*** Exercise inputs ***
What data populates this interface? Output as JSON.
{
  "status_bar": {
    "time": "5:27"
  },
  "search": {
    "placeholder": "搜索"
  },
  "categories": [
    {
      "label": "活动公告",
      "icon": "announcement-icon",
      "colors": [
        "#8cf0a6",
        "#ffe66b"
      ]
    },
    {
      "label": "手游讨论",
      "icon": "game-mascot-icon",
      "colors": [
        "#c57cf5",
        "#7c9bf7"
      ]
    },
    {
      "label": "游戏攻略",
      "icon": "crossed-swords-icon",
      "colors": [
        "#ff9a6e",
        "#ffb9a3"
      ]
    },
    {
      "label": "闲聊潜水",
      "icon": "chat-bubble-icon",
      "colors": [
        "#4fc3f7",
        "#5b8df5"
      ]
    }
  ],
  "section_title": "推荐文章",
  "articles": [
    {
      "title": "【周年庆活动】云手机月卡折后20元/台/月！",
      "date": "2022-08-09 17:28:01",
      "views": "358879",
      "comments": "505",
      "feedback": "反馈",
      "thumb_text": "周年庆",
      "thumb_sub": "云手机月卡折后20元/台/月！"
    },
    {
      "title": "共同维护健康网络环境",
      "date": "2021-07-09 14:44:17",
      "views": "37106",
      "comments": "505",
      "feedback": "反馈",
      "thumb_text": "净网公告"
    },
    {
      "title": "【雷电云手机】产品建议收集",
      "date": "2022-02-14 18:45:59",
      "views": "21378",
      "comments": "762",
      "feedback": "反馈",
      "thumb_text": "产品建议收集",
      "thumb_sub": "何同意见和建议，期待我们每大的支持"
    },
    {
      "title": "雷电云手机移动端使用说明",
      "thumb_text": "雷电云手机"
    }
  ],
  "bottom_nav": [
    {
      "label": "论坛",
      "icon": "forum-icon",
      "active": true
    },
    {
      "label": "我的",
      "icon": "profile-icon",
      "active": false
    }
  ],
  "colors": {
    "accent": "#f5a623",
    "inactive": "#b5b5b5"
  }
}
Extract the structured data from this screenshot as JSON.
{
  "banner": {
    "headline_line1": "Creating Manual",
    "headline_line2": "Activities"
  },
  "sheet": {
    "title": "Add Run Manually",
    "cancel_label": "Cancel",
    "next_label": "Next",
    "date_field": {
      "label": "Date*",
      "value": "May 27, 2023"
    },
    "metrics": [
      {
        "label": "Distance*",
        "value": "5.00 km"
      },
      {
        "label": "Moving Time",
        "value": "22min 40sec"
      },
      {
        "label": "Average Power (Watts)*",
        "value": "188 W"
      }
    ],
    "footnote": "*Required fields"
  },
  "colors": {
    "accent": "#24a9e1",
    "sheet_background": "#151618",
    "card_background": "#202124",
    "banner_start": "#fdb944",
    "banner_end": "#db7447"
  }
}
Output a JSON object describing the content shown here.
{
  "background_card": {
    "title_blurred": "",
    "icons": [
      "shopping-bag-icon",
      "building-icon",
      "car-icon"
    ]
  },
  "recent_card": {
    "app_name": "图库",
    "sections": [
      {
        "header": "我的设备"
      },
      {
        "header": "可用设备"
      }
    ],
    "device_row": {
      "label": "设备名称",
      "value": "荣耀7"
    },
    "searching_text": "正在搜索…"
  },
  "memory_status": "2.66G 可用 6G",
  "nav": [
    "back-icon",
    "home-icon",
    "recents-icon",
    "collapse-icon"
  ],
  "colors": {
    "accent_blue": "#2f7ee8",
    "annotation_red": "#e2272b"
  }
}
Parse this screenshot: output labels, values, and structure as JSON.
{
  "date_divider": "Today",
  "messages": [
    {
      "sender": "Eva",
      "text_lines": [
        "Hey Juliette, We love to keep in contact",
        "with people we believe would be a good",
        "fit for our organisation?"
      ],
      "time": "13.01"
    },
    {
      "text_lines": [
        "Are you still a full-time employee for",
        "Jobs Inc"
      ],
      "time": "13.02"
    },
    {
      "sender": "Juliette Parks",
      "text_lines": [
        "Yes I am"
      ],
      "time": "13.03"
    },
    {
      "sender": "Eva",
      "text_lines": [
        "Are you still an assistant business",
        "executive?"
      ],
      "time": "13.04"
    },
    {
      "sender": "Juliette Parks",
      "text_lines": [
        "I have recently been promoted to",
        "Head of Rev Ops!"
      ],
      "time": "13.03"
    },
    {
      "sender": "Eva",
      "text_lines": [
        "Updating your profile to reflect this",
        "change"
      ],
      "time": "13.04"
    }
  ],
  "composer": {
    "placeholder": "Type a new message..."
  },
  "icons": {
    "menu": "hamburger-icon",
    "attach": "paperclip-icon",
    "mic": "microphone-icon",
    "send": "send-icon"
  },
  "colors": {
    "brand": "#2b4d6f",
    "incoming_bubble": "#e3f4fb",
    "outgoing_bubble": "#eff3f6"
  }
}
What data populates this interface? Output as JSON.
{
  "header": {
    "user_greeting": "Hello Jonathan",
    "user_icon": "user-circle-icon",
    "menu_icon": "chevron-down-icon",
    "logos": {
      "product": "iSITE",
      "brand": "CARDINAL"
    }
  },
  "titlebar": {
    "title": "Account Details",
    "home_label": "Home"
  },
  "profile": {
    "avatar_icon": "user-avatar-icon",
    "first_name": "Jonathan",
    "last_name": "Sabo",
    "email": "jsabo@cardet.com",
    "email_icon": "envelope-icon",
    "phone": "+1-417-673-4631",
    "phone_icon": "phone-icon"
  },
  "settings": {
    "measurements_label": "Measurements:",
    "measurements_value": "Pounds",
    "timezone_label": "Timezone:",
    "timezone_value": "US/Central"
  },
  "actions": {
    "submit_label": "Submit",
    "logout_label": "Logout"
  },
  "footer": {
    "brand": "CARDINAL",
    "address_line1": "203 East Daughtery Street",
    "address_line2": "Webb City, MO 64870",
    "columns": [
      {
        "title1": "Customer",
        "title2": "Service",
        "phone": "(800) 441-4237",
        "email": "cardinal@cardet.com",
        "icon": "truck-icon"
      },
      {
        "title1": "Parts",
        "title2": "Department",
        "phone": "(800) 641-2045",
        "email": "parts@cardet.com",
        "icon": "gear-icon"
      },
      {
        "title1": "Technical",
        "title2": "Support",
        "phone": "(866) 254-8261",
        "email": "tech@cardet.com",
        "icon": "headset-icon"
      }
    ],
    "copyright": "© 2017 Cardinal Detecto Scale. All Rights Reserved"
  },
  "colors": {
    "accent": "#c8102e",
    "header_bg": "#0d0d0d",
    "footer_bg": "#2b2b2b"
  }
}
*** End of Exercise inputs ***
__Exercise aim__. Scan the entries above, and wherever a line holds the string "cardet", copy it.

__Reply to the task__.
    "email": "jsabo@cardet.com",
        "email": "cardinal@cardet.com",
        "email": "parts@cardet.com",
        "email": "tech@cardet.com",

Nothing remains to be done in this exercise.